Where would we be without food? On a planet dominated by merciless banana overlords, that's where. With today's Groupon, $35 gets you $75 worth of soup, salad, meat, fish, and drinks at the Oak Room, located inside Back Bay's Fairmont Copley Plaza Hotel. This elegant eatery has won numerous honors from Boston Magazine, including Best Steakhouse Restaurant in 2003. Your Groupon is good for breakfast, lunch, dinner, and brunch, but cannot be used on Christmas Day, New Year's Eve, Valentine's Day Eve, Valentine's Day, or in doppelganger dimensions where Picasso was an art thief and the sun wears cool shades.
Guests at Fuji Japanese Steak House marvel at flame-filled performances, where chefs in red hats cook up shrimp, steak, and veggies at tableside hibachi grills. Amid the spectacle, servers weave between tables to deliver an array of Chinese, Thai, and Japanese dishes such as kung pao chicken, pad thai with beef, and seafood tempura.
“Basta, basta!” The words may as well be a mantra at Midwest Grill. The term, meaning “enough” in Portuguese, is the perfect finish to the churrascaria’s all-you-can-eat cavalcade of grilled meats and hearty seafood dishes. Passadores—the Brazilian word for waiters—rotate around tables, slicing fresh-grilled skewers of beef sirloin, Brazilian-style ribs, and succulent lamb and pork loin on to plates at the feaster’s demand. This dining style is known as rodízio, and it doesn't just apply to churrasco meats; patrons can also opt for seafood options, such as Brazilian fish stew and sautéed shrimp, or engage a server in a duel with a carving fork. The all-you-can-eat meal is served at a fixed price at both lunch and dinner, and includes unlimited helpings from the salad bar and hot-food buffet. Each of Midwest Grill's locations also houses a TV-lined bar, where mixologists concoct cocktails and pop open bottles of Brazilian beer and wine.

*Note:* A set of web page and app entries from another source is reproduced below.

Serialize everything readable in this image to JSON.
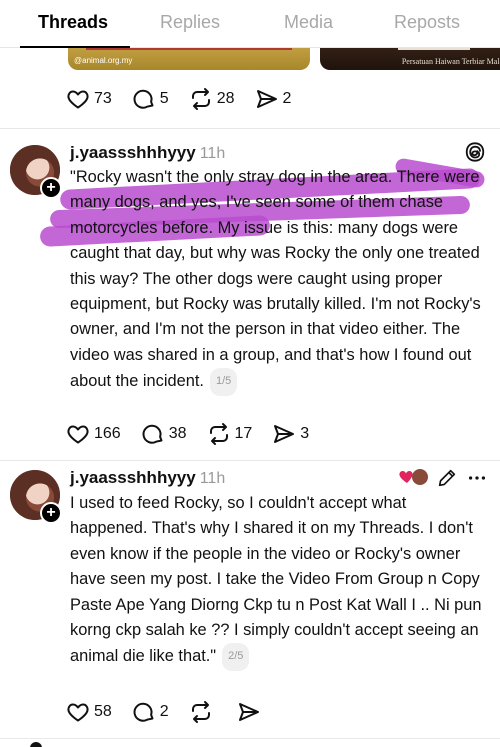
{
  "tabs": [
    {
      "label": "Threads",
      "active": true
    },
    {
      "label": "Replies",
      "active": false
    },
    {
      "label": "Media",
      "active": false
    },
    {
      "label": "Reposts",
      "active": false
    }
  ],
  "media_strip": {
    "left_caption": "@animal.org.my",
    "right_caption": "Persatuan Haiwan Terbiar Malaysia"
  },
  "top_post_stats": {
    "likes": "73",
    "replies": "5",
    "reposts": "28",
    "shares": "2"
  },
  "posts": [
    {
      "username": "j.yaassshhhyyy",
      "time": "11h",
      "text": "\"Rocky wasn't the only stray dog in the area. There were many dogs, and yes, I've seen some of them chase motorcycles before. My issue is this: many dogs were caught that day, but why was Rocky the only one treated this way? The other dogs were caught using proper equipment, but Rocky was brutally killed. I'm not Rocky's owner, and I'm not the person in that video either. The video was shared in a group, and that's how I found out about the incident.",
      "pager": "1/5",
      "stats": {
        "likes": "166",
        "replies": "38",
        "reposts": "17",
        "shares": "3"
      }
    },
    {
      "username": "j.yaassshhhyyy",
      "time": "11h",
      "text": "I used to feed Rocky, so I couldn't accept what happened. That's why I shared it on my Threads. I don't even know if the people in the video or Rocky's owner have seen my post. I take the Video From Group n Copy Paste Ape Yang Diorng Ckp tu n Post Kat Wall I .. Ni pun korng ckp salah ke ?? I simply couldn't accept seeing an animal die like that.\"",
      "pager": "2/5",
      "stats": {
        "likes": "58",
        "replies": "2",
        "reposts": "",
        "shares": ""
      }
    }
  ],
  "colors": {
    "highlight": "#b84bcf",
    "like_heart": "#e0245e"
  }
}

Though churrasca restaurants are popping up everywhere, Ivan Utrera is generally recognized as the first bold soul to open a Brazilian steakhouse in America, bringing family recipes from his native city of Sao Paulo. For nearly 20 years, Rodizio Grill's teams of gauchos have presented three-foot skewers of rotisserie-grilled meats tableside, giving guests the opportunity to sample as much as they can shake their fork at. The selection of seasoned meats includes picanha com parmesao—sirloin encrusted with parmesan—and frango agri-doce, chicken glazed in a sweet and spicy sauce. The gauchos also present skewered fruits and vegetables, including Rodizio's signature grilled pineapple.
The menu keeps it simple with only a few other embellishments, but they certainly share the spotlight with the churrasca. Unlimited appetizers include polenta and banana poppers, and a gourmet salad bar features whipped potatoes, Brazilian black-bean stew, and grilled veggies with parmesan cheese. Everything is homemade, including the desserts and the specialty limeades concocted from fresh limes and sweet cream. Because the menu is centered on meat and vegetables, 90% of the restaurant's dishes are gluten-free and wouldn't know the first thing about how to approach a carb at a dance party.
Executive chef Stephen Sherman (Union Bar and Grille, Aquitaine, New York's Union Square Cafe) heats up Scarlet Oak Tavern's kitchen with his culinary creativity, crafting a menu of upscale steak, seafood, and elevated tavern fare. The raw bar gathers wellfleet clams, crab, local oysters, and other shellfish, creating a flavorful precursor to main-course dishes. Stephen fires up locally sourced steaks, including filet mignon and sirloin, all of which are available au poivre—coated in pepper and cut into the shape of France. Though Scarlet Oak is firmly rooted in steakhouse soil, the tavern also serves a variety of specialties such as chicken pot pie, meatloaf, and pumpkin ravioli with roasted pecans and maple mascarpone.Scarlet Oak Tavern inhabits a restored historic home. Inside, warm fires roar during colder months, illuminating rich wood floors and classic historic architectural embellishments. The sophisticated interior sets the scene for nights out, special occasions, or private dining for groups while still remaining inviting for families. Part of the Webber Restaurant Group, the tavern holds itself to the strictest of standards regarding freshness and quality of ingredients. All produce is sourced locally from Gibbet Hill Farm in Groton, and meats and seafood are aquired from other local farms and fish mines.
For decades, The Union Chowder House has been a homey respite from the blustering Atlantic winds, dishing up hearty plates of pasta, seafood, and steaks for the South Weymouth community. Classic New England cooking is the star here, with a menu populated by mainstays including chowders, lobster rolls, and fried oysters. Guests will also find specialty pizzas and kids’ options, a people-pleasing move more effective than serving pasta shaped like Tom Brady’s silhouette.